November 2004Vol. 5, No. 9Keys to Successful Adolescent Adoptions
Characteristics of successful adolescent adoptions, factors influencing the adoption decision, and testable models for adolescent adoption were the subject of a research project by the Center for Child and Family Studies at the University of South Carolina's College of Social Work. Funded by a grant from the Children's Bureau, researchers set out to identify the factors that produce positive outcomes for adolescent adoptions.
A qualitative approach to data collection and analysis was used that included interviewing 58 adoptive parents and 37 of their children who had been adopted when 12 to 18 years old and whose adoptions had never dissolved. The children were also asked to complete an instrument designed to measure life satisfaction.
When asked about keys to success in their adoptions, parents and adolescents cited a variety of factors:
- Realistic expectations
- Support from professionals, family, and friends
- Personality characteristics, including flexibility, good communication skills, and a sense of humor
- Positive attitude
Based on the interviews and life satisfaction instrument, a number of recommendations were proposed for agencies to promote the successful adoption of adolescents:
- Offer opportunities for adults in the community to get to know adolescents in foster care.
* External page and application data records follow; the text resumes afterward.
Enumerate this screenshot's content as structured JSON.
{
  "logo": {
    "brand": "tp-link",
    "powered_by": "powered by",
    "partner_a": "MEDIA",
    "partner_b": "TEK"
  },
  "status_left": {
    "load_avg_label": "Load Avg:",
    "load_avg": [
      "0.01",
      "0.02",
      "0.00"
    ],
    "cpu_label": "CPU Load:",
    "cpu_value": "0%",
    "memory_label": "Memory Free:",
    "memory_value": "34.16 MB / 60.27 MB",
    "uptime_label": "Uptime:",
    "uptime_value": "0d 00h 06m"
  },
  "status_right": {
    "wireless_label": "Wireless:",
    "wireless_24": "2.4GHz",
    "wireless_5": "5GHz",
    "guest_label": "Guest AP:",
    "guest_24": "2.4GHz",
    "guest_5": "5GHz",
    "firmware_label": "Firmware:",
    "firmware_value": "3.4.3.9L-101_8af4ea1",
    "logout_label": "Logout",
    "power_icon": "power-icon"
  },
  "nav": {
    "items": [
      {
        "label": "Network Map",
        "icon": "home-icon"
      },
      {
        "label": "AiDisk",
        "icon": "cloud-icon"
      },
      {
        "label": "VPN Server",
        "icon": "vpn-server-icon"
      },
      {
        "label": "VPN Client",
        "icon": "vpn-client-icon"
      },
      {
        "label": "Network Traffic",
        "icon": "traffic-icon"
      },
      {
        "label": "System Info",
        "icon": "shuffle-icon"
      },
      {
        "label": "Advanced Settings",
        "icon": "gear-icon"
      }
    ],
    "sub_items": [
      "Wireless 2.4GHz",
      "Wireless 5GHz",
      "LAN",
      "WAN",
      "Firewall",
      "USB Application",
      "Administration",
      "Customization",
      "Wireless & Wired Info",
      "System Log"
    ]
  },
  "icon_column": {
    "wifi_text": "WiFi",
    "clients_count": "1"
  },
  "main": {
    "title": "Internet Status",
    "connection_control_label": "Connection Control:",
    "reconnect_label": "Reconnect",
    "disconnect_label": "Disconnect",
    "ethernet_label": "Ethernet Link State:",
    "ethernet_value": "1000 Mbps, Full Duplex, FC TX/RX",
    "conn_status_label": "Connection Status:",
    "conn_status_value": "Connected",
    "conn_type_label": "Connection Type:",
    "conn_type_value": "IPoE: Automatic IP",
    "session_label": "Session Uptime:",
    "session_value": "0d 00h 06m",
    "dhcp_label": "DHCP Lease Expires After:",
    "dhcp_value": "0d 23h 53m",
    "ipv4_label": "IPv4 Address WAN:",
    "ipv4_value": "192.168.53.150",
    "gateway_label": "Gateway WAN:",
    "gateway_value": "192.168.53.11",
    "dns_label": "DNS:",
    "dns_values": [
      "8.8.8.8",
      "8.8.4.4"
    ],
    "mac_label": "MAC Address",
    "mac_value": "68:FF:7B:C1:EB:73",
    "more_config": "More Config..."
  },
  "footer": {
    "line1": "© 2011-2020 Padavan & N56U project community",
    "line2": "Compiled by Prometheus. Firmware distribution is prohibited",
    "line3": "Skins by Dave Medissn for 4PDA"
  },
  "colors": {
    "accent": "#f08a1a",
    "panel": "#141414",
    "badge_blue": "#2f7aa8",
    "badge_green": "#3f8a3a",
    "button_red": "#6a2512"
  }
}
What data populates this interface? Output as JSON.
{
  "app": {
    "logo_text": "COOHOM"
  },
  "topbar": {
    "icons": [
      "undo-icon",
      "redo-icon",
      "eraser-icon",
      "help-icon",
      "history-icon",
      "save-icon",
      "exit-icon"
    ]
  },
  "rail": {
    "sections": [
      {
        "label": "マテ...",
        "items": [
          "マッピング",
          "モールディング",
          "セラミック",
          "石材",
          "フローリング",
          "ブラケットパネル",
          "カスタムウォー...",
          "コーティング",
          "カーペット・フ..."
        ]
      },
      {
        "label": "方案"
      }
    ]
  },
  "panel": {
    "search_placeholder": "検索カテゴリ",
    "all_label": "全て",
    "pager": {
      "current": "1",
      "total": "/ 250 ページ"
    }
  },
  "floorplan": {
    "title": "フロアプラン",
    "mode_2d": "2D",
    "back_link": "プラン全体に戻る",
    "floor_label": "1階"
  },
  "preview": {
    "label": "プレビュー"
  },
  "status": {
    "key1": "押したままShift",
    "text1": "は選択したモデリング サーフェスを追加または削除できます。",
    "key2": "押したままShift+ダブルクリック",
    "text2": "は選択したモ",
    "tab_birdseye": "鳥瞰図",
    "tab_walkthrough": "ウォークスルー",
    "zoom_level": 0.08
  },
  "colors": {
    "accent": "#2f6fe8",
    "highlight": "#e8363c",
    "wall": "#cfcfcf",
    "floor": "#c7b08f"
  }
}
Research showed that many of the adults had never considered adoption until they met a particular teen. By creating opportunities for adults to become acquainted with teenagers in need of homes (through such programs as Big Brothers/Big Sisters), the pool of possible adoptive families is expanded.
- Promote coordination among public and private agencies so that parents do not have to contact many different places to find information. A number of parents cited the frustration of having to contact multiple agencies before finding one that fit their needs, and many were discouraged early in the process.
- Allow adults and teens enough visitation before moving teens into the home. Adolescents and adults needed to be allowed time to get to know each other before having to make the adjustment to living together.
- Employ caseworkers who specialize in adolescent adoptions and have positive attitudes about teenagers. In this study, several of the adolescents were not considered for adoption until their cases were turned over to agencies that specialized in placing older children.
- Prepare adolescents for adoption through steps that include explaining their legal status, offering adoption as an option, explaining the adoption process, and providing support.
- Provide postadoption support services, and make sure that families know about the services and how to access them. A number of parents in this study called on their agencies for counseling or other support before and after the adoption was finalized.
Information on this study, "Field-Initiated Research on Successful Adolescent Adoptions," can be accessed on the Center for Child and Family Studies' website at http://ccfs.sc.edu/images/pdfs/fullfinalreport.pdf (PDF - 1,065 KB).
"Permanency for Adolescents" in the October 2004 issue of Children's Bureau Express highlights some programs that offer permanency options for adolescents.